Jesse Griffin, left, and Jon Bohlinger, right, who have been friends for 15 years, hope to open Gentleman Scholar Distillery in Lauderdale by the end of the summer. The distillery is home to two 26-gallon stills, pictured above. (Johanna Holub/Review)
Consider this the “before” picture. From the outside, Gentleman Scholar Distillery doesn’t look like much, but give it a few months - and a federal operating permit - and its true potential will become crystal clear. (Johanna Holub/Review)
The bottle that will hold Gentleman Scholar’s craft vodka and gin is square and will be hand-stamped with a batch number. The label was designed by Savage-based StepStoneGroup, Inc., which is owned by Kevin Burkart, a third-part investor in Gentleman Scholar. (Johanna Holub/Review)
Gentleman Scholar founders hope to launch distillery in Lauderdale
In the next few months, the city of Lauderdale could have a new business in operation within its boundaries - and simply put, its products will be intoxicating.
Council members express concerns about ADA non-compliance
At a work session June 4, Falcon Heights council members and city staff dove into a report regarding the state of its municipal parks. The improvement study, which was compiled by consulting firm WSB & Associates, looked at a number of different aspects involving the city’s three parks, Community Park, Curtiss Field Park and University Grove Park.
Roseville author Mary Clare Lockman recently won a Midwest Book Award in the young adult fiction category for her 2013 novel, “They’re Always With You.”
“They’re Always With You” is Lockman’s third publication. The book, which is set in Red Wing, Minn., in 1970, opens a window into a young girl’s life as she unravels her family’s secrets.
A decade ago, a one-page writing assignment inspired a student to write a book. The student spent years gathering information, writing, rewriting and editing pages into a 200-page book, finally publishing it last year.

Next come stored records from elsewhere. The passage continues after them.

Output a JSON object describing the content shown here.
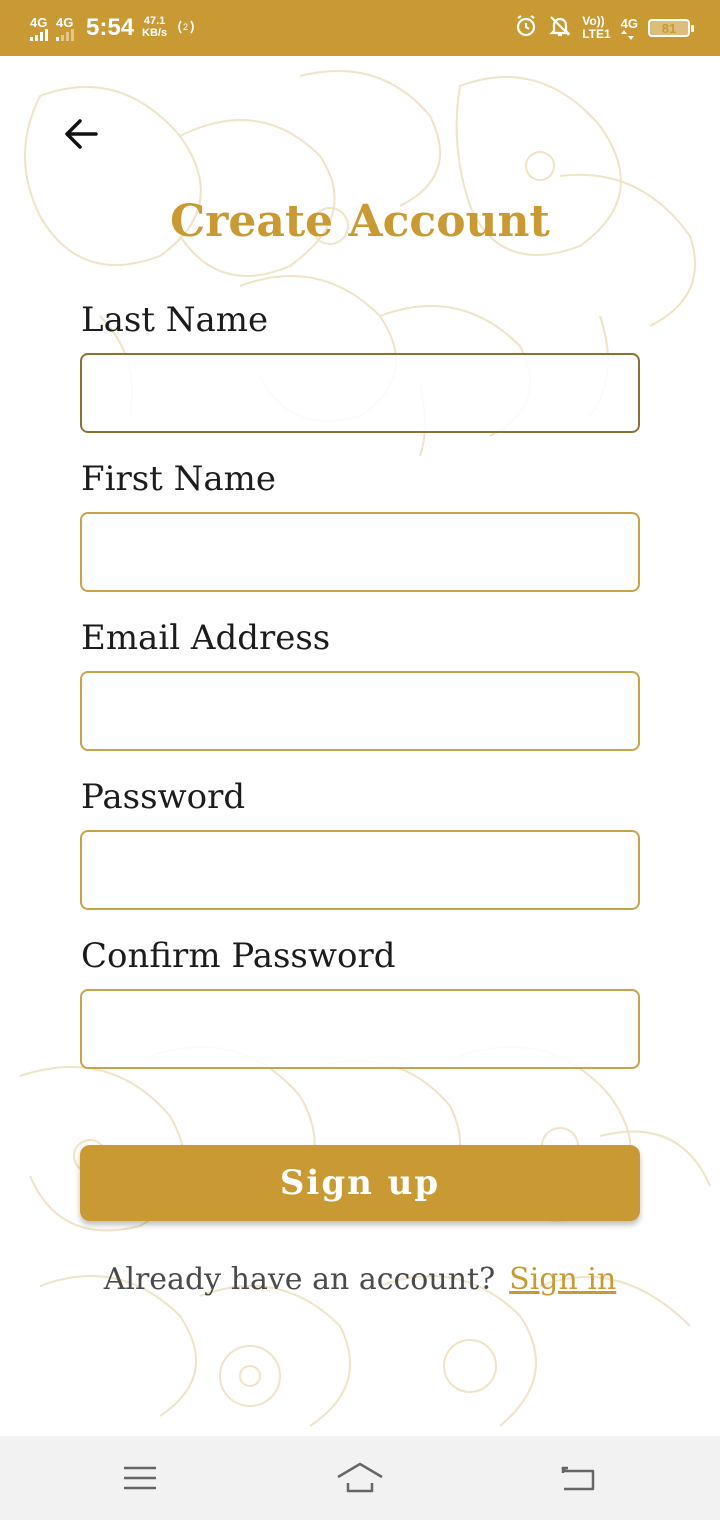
{
  "status_bar": {
    "net1": "4G",
    "net2": "4G",
    "time": "5:54",
    "speed_value": "47.1",
    "speed_unit": "KB/s",
    "volte_top": "Vo))",
    "volte_bottom": "LTE1",
    "net3": "4G",
    "battery": "81"
  },
  "screen": {
    "title": "Create Account"
  },
  "form": {
    "fields": [
      {
        "label": "Last Name",
        "value": ""
      },
      {
        "label": "First Name",
        "value": ""
      },
      {
        "label": "Email Address",
        "value": ""
      },
      {
        "label": "Password",
        "value": ""
      },
      {
        "label": "Confirm Password",
        "value": ""
      }
    ],
    "submit_label": "Sign up"
  },
  "footer": {
    "prompt": "Already have an account?",
    "link": "Sign in"
  },
  "colors": {
    "accent": "#c99a34",
    "floral": "#efe3c8"
  },
  "icons": {
    "back": "arrow-left-icon",
    "nav_menu": "menu-icon",
    "nav_home": "home-icon",
    "nav_back": "back-icon"
  }
}
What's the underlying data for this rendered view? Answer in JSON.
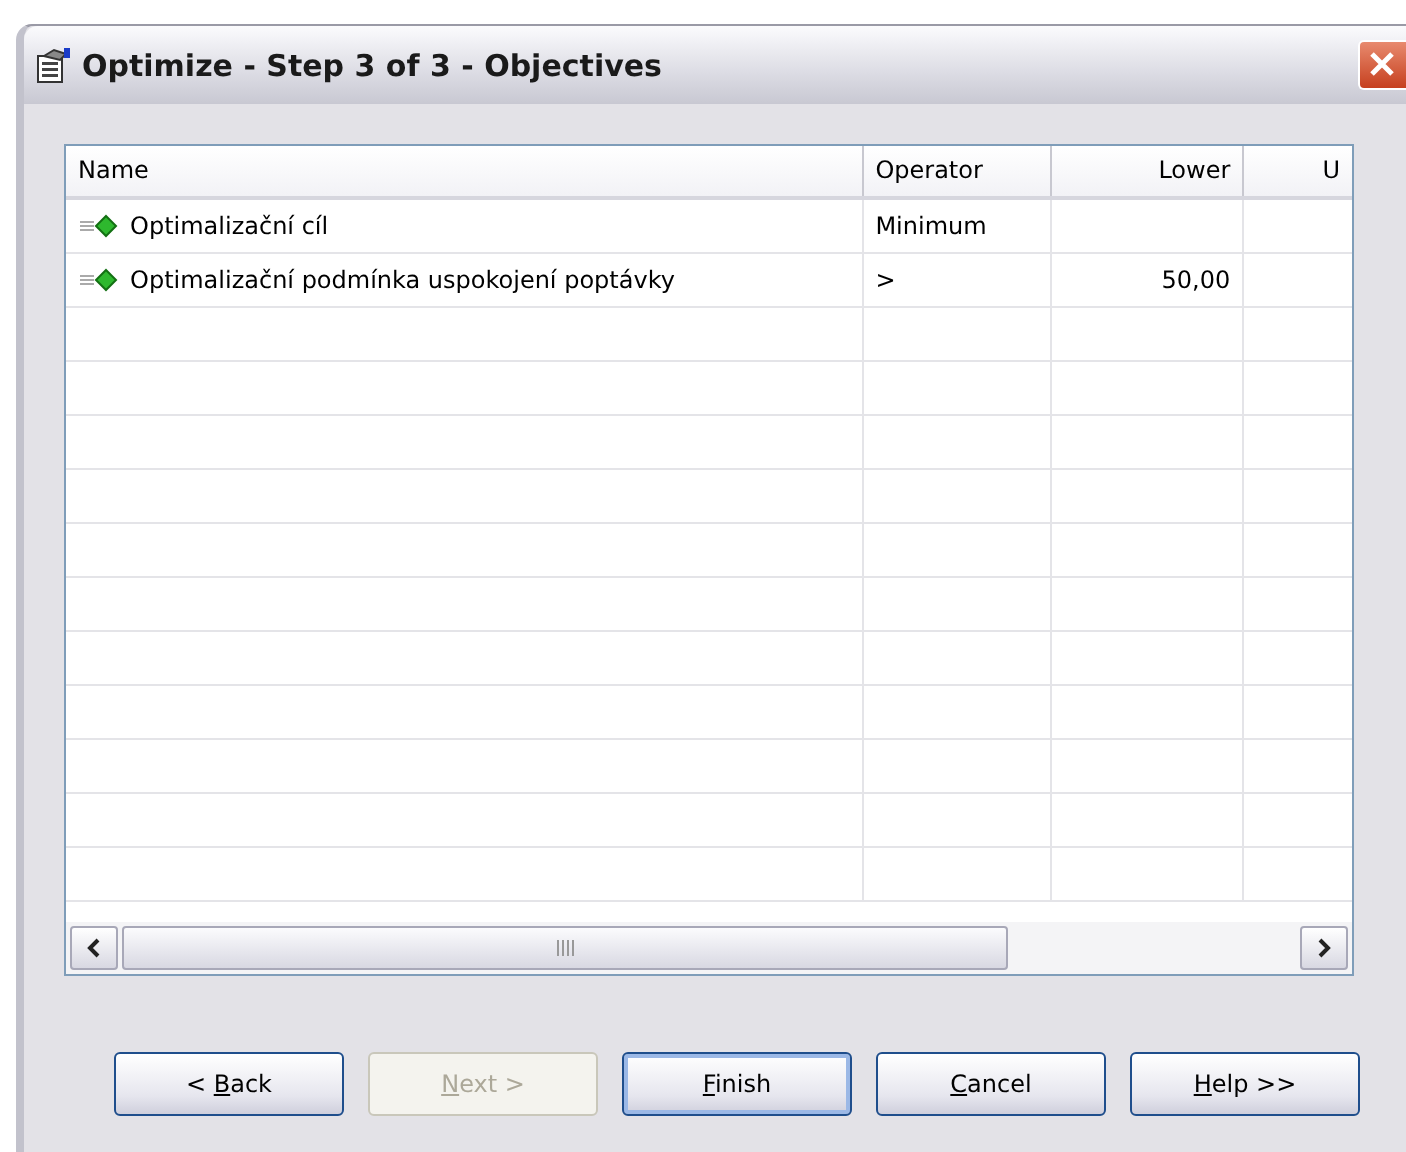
{
  "window": {
    "title": "Optimize - Step 3 of 3 - Objectives"
  },
  "table": {
    "columns": [
      {
        "label": "Name"
      },
      {
        "label": "Operator"
      },
      {
        "label": "Lower"
      },
      {
        "label": "U"
      }
    ],
    "rows": [
      {
        "cells": [
          "Optimalizační cíl",
          "Minimum",
          "",
          ""
        ]
      },
      {
        "cells": [
          "Optimalizační podmínka uspokojení poptávky",
          ">",
          "50,00",
          ""
        ]
      }
    ]
  },
  "buttons": [
    {
      "before": "< ",
      "key": "B",
      "after": "ack",
      "disabled": false,
      "default": false
    },
    {
      "key": "N",
      "after": "ext >",
      "disabled": true,
      "default": false
    },
    {
      "key": "F",
      "after": "inish",
      "disabled": false,
      "default": true
    },
    {
      "key": "C",
      "after": "ancel",
      "disabled": false,
      "default": false
    },
    {
      "key": "H",
      "after": "elp >>",
      "disabled": false,
      "default": false
    }
  ]
}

Roseville residents Neil and Marion Skildum have been married for 71 years. Last year, at their 70th anniversary party, none of the guests could find a card that went that high, the Skildums’ daughter Jan Hanson said. (Johanna Holub/Review)
Neil and Marion Skildum wed on May 27, 1943. Marion recalls borrowing the dress from a friend who had recently gotten married. “I got a tiny spot on it and it cost two dollars to clean it,” she said. “That was a lot of money at the time.” (submitted photo)
Roseville couple celebrates 71st wedding anniversary
Marion Vesaas and Neil Skildum went on a double date more than 70 years ago. It was the first time they had met, and love was in the air. The problem was, however, they were on that date with different people.